#### What is expected:
Reproduce the entries below, please. Keep every character the same.

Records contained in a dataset
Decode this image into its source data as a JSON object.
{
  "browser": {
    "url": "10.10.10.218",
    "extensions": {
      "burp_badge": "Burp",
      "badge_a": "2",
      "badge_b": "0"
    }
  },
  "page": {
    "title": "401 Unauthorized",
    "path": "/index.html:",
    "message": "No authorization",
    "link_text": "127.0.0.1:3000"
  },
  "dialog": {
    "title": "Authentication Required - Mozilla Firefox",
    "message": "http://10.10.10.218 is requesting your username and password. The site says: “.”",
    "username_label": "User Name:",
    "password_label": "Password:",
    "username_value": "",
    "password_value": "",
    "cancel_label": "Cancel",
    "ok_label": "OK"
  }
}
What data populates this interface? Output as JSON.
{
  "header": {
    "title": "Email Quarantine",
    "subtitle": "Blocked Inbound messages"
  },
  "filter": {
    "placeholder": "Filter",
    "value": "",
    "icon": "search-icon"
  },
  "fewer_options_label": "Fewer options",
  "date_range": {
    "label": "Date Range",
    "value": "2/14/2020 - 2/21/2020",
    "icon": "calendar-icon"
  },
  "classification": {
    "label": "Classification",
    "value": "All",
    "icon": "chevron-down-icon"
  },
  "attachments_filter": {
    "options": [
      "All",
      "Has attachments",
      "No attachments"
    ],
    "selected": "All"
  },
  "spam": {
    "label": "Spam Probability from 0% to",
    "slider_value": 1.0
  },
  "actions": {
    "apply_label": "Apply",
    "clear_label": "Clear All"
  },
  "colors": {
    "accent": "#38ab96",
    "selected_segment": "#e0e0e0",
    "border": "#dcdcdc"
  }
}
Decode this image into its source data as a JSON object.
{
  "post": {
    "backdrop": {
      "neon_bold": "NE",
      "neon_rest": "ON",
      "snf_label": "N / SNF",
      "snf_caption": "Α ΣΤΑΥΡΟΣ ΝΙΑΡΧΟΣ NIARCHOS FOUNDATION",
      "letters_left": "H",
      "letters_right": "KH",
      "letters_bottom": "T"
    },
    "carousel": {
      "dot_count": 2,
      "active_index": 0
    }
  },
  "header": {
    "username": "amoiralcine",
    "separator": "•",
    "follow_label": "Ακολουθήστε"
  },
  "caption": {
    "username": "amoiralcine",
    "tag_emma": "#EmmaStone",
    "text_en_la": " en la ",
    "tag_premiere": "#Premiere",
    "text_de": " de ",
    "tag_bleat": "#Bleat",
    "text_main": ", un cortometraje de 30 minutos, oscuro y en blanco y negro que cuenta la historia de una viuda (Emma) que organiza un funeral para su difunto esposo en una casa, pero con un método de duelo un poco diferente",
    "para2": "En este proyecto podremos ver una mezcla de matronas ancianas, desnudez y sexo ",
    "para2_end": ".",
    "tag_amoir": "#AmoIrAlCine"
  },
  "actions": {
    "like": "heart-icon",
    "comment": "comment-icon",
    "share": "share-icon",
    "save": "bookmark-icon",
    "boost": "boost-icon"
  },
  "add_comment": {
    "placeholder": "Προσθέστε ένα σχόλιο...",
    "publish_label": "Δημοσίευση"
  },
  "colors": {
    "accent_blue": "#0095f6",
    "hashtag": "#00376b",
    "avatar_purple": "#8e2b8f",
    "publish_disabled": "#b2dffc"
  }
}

#### Response area:
Decode this image into its source data as a JSON object.
{
  "browser": {
    "url": "10.10.10.218",
    "extensions": {
      "burp_badge": "Burp",
      "badge_a": "2",
      "badge_b": "0"
    }
  },
  "page": {
    "title": "401 Unauthorized",
    "path": "/index.html:",
    "message": "No authorization",
    "link_text": "127.0.0.1:3000"
  },
  "dialog": {
    "title": "Authentication Required - Mozilla Firefox",
    "message": "http://10.10.10.218 is requesting your username and password. The site says: “.”",
    "username_label": "User Name:",
    "password_label": "Password:",
    "username_value": "",
    "password_value": "",
    "cancel_label": "Cancel",
    "ok_label": "OK"
  }
}
What data populates this interface? Output as JSON.
{
  "header": {
    "title": "Email Quarantine",
    "subtitle": "Blocked Inbound messages"
  },
  "filter": {
    "placeholder": "Filter",
    "value": "",
    "icon": "search-icon"
  },
  "fewer_options_label": "Fewer options",
  "date_range": {
    "label": "Date Range",
    "value": "2/14/2020 - 2/21/2020",
    "icon": "calendar-icon"
  },
  "classification": {
    "label": "Classification",
    "value": "All",
    "icon": "chevron-down-icon"
  },
  "attachments_filter": {
    "options": [
      "All",
      "Has attachments",
      "No attachments"
    ],
    "selected": "All"
  },
  "spam": {
    "label": "Spam Probability from 0% to",
    "slider_value": 1.0
  },
  "actions": {
    "apply_label": "Apply",
    "clear_label": "Clear All"
  },
  "colors": {
    "accent": "#38ab96",
    "selected_segment": "#e0e0e0",
    "border": "#dcdcdc"
  }
}
Decode this image into its source data as a JSON object.
{
  "post": {
    "backdrop": {
      "neon_bold": "NE",
      "neon_rest": "ON",
      "snf_label": "N / SNF",
      "snf_caption": "Α ΣΤΑΥΡΟΣ ΝΙΑΡΧΟΣ NIARCHOS FOUNDATION",
      "letters_left": "H",
      "letters_right": "KH",
      "letters_bottom": "T"
    },
    "carousel": {
      "dot_count": 2,
      "active_index": 0
    }
  },
  "header": {
    "username": "amoiralcine",
    "separator": "•",
    "follow_label": "Ακολουθήστε"
  },
  "caption": {
    "username": "amoiralcine",
    "tag_emma": "#EmmaStone",
    "text_en_la": " en la ",
    "tag_premiere": "#Premiere",
    "text_de": " de ",
    "tag_bleat": "#Bleat",
    "text_main": ", un cortometraje de 30 minutos, oscuro y en blanco y negro que cuenta la historia de una viuda (Emma) que organiza un funeral para su difunto esposo en una casa, pero con un método de duelo un poco diferente",
    "para2": "En este proyecto podremos ver una mezcla de matronas ancianas, desnudez y sexo ",
    "para2_end": ".",
    "tag_amoir": "#AmoIrAlCine"
  },
  "actions": {
    "like": "heart-icon",
    "comment": "comment-icon",
    "share": "share-icon",
    "save": "bookmark-icon",
    "boost": "boost-icon"
  },
  "add_comment": {
    "placeholder": "Προσθέστε ένα σχόλιο...",
    "publish_label": "Δημοσίευση"
  },
  "colors": {
    "accent_blue": "#0095f6",
    "hashtag": "#00376b",
    "avatar_purple": "#8e2b8f",
    "publish_disabled": "#b2dffc"
  }
}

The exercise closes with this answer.